**PROBLEM TO SOLVE:**
Starting with the line that contains "Serialize everything readable", set down each line through the end of the entries below, exactly and with nothing added.

**DATASET CONTENT:**
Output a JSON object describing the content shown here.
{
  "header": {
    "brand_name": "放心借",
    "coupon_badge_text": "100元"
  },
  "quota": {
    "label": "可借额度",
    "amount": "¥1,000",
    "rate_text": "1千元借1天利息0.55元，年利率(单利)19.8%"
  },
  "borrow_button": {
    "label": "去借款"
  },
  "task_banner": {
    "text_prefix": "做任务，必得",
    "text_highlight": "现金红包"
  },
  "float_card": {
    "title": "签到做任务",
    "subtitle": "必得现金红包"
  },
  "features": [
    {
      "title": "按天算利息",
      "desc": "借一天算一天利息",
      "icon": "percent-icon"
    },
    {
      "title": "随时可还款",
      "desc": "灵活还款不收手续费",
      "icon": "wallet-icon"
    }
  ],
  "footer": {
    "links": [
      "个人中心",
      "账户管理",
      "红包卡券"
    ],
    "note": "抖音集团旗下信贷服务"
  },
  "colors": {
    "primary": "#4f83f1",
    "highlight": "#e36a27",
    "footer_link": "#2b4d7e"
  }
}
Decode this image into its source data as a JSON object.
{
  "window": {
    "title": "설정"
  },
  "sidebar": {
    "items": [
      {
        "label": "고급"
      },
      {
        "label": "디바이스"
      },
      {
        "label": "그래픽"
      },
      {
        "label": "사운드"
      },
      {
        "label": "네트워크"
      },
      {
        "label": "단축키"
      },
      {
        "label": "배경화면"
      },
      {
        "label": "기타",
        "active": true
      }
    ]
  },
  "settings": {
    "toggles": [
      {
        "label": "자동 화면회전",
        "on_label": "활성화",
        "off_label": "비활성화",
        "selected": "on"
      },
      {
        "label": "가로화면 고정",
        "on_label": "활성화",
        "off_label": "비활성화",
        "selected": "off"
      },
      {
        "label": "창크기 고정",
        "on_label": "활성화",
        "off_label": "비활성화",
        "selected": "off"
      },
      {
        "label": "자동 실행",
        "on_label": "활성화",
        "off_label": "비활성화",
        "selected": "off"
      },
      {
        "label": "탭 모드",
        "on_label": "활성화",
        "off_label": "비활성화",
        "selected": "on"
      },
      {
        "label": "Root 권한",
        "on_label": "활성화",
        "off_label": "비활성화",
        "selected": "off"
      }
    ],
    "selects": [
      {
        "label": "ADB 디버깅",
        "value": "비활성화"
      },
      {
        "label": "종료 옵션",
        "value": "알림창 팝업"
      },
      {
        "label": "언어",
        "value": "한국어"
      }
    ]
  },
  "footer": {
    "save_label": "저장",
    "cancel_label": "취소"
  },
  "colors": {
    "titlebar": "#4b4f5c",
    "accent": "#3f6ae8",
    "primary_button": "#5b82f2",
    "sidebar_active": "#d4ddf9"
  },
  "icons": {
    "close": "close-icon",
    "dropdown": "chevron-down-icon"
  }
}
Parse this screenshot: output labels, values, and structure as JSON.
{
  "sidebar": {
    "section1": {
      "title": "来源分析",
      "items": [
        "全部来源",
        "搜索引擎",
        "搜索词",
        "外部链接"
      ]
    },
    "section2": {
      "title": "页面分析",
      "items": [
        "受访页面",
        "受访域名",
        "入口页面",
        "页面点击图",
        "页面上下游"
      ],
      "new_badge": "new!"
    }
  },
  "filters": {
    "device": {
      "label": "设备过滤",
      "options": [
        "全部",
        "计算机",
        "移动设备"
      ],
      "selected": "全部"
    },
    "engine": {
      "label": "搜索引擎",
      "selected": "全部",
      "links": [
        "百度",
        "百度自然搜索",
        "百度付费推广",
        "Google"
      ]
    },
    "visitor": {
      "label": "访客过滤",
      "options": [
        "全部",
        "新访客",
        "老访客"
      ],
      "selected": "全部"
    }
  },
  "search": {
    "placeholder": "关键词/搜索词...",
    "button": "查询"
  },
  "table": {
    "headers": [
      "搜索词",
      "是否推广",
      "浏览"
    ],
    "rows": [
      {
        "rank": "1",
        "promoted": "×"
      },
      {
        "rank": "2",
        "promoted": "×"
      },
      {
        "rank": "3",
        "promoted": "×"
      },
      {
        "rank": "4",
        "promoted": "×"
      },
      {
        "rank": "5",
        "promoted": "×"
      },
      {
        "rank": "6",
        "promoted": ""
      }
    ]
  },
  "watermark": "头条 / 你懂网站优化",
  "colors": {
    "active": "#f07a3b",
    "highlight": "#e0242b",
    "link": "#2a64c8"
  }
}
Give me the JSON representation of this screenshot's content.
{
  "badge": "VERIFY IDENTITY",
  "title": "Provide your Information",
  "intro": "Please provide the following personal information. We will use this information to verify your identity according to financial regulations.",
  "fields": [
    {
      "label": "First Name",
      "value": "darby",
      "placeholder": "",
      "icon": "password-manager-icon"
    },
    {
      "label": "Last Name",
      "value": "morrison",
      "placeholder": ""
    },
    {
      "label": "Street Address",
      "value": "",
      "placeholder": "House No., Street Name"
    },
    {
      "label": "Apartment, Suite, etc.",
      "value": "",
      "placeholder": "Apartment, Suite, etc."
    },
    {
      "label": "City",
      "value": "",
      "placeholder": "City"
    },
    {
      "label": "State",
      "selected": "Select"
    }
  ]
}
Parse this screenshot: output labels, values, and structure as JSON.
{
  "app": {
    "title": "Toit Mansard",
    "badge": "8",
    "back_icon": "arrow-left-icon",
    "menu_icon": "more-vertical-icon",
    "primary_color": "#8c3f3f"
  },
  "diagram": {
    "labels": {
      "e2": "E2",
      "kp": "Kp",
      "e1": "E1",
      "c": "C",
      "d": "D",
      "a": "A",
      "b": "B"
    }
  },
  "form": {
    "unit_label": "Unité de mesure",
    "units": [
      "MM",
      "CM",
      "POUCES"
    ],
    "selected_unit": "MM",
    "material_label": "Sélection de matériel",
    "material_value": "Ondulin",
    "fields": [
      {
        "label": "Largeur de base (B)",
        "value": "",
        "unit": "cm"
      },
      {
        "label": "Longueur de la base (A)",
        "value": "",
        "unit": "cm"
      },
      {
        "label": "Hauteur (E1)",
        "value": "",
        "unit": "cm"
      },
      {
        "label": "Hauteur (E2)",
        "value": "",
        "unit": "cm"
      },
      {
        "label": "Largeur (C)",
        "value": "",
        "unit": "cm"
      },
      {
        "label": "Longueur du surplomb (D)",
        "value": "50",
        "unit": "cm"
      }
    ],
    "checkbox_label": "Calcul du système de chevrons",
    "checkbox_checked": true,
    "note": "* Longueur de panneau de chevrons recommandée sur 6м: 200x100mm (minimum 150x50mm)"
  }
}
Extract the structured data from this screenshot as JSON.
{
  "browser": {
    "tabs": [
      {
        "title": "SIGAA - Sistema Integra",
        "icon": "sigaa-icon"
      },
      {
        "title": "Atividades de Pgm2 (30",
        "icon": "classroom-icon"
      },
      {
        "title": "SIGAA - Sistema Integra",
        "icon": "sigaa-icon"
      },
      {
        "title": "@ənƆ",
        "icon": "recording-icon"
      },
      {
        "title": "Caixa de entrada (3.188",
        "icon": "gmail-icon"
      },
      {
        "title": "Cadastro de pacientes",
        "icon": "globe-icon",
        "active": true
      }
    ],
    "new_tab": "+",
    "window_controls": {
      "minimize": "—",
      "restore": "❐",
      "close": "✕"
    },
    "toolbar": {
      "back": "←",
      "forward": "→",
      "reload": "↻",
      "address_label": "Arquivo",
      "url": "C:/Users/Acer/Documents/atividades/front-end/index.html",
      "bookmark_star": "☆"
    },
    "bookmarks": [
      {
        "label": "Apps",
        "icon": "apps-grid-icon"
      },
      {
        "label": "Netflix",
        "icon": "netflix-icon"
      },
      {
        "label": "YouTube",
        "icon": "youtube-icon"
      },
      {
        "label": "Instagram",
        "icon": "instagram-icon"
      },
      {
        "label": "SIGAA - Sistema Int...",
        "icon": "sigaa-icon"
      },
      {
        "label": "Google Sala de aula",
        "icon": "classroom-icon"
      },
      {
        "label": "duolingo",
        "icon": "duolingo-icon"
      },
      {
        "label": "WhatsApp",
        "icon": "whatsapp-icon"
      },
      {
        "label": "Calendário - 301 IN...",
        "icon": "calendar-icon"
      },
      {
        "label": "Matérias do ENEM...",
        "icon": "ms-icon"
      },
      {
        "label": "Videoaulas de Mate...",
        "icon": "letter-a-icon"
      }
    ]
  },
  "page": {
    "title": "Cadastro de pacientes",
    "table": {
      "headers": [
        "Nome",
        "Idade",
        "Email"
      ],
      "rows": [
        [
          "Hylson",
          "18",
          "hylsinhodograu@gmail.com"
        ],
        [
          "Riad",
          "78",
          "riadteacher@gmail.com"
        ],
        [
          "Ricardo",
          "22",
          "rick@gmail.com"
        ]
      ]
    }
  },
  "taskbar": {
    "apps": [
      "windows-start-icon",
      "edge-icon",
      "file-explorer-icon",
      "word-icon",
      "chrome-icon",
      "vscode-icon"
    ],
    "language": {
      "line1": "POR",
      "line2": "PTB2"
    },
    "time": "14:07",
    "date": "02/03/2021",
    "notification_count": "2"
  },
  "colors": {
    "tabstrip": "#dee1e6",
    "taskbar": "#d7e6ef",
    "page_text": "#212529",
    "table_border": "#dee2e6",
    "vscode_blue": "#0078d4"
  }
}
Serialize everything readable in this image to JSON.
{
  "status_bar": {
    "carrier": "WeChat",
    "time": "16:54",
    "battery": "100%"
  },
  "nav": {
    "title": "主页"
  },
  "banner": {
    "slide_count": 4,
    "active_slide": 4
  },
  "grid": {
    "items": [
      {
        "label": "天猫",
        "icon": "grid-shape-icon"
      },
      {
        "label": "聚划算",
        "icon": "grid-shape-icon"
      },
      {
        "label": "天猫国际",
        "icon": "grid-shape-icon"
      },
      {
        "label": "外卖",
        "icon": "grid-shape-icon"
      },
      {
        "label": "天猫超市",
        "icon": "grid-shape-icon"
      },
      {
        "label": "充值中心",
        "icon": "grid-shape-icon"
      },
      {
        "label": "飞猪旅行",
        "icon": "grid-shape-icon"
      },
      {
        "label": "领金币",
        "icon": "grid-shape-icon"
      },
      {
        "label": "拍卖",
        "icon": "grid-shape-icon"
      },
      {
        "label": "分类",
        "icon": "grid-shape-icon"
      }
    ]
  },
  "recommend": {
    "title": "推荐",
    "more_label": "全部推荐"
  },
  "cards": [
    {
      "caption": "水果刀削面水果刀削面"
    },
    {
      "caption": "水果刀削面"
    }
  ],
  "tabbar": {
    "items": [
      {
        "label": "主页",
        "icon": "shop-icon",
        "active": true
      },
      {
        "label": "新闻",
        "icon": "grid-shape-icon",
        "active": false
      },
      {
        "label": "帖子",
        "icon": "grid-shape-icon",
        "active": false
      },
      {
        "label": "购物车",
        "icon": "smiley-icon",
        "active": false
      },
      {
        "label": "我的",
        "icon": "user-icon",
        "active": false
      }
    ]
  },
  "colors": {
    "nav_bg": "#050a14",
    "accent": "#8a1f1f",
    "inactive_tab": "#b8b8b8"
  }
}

**SOLUTION TO THE EXERCISE:**
Serialize everything readable in this image to JSON.
{
  "status_bar": {
    "carrier": "WeChat",
    "time": "16:54",
    "battery": "100%"
  },
  "nav": {
    "title": "主页"
  },
  "banner": {
    "slide_count": 4,
    "active_slide": 4
  },
  "grid": {
    "items": [
      {
        "label": "天猫",
        "icon": "grid-shape-icon"
      },
      {
        "label": "聚划算",
        "icon": "grid-shape-icon"
      },
      {
        "label": "天猫国际",
        "icon": "grid-shape-icon"
      },
      {
        "label": "外卖",
        "icon": "grid-shape-icon"
      },
      {
        "label": "天猫超市",
        "icon": "grid-shape-icon"
      },
      {
        "label": "充值中心",
        "icon": "grid-shape-icon"
      },
      {
        "label": "飞猪旅行",
        "icon": "grid-shape-icon"
      },
      {
        "label": "领金币",
        "icon": "grid-shape-icon"
      },
      {
        "label": "拍卖",
        "icon": "grid-shape-icon"
      },
      {
        "label": "分类",
        "icon": "grid-shape-icon"
      }
    ]
  },
  "recommend": {
    "title": "推荐",
    "more_label": "全部推荐"
  },
  "cards": [
    {
      "caption": "水果刀削面水果刀削面"
    },
    {
      "caption": "水果刀削面"
    }
  ],
  "tabbar": {
    "items": [
      {
        "label": "主页",
        "icon": "shop-icon",
        "active": true
      },
      {
        "label": "新闻",
        "icon": "grid-shape-icon",
        "active": false
      },
      {
        "label": "帖子",
        "icon": "grid-shape-icon",
        "active": false
      },
      {
        "label": "购物车",
        "icon": "smiley-icon",
        "active": false
      },
      {
        "label": "我的",
        "icon": "user-icon",
        "active": false
      }
    ]
  },
  "colors": {
    "nav_bg": "#050a14",
    "accent": "#8a1f1f",
    "inactive_tab": "#b8b8b8"
  }
}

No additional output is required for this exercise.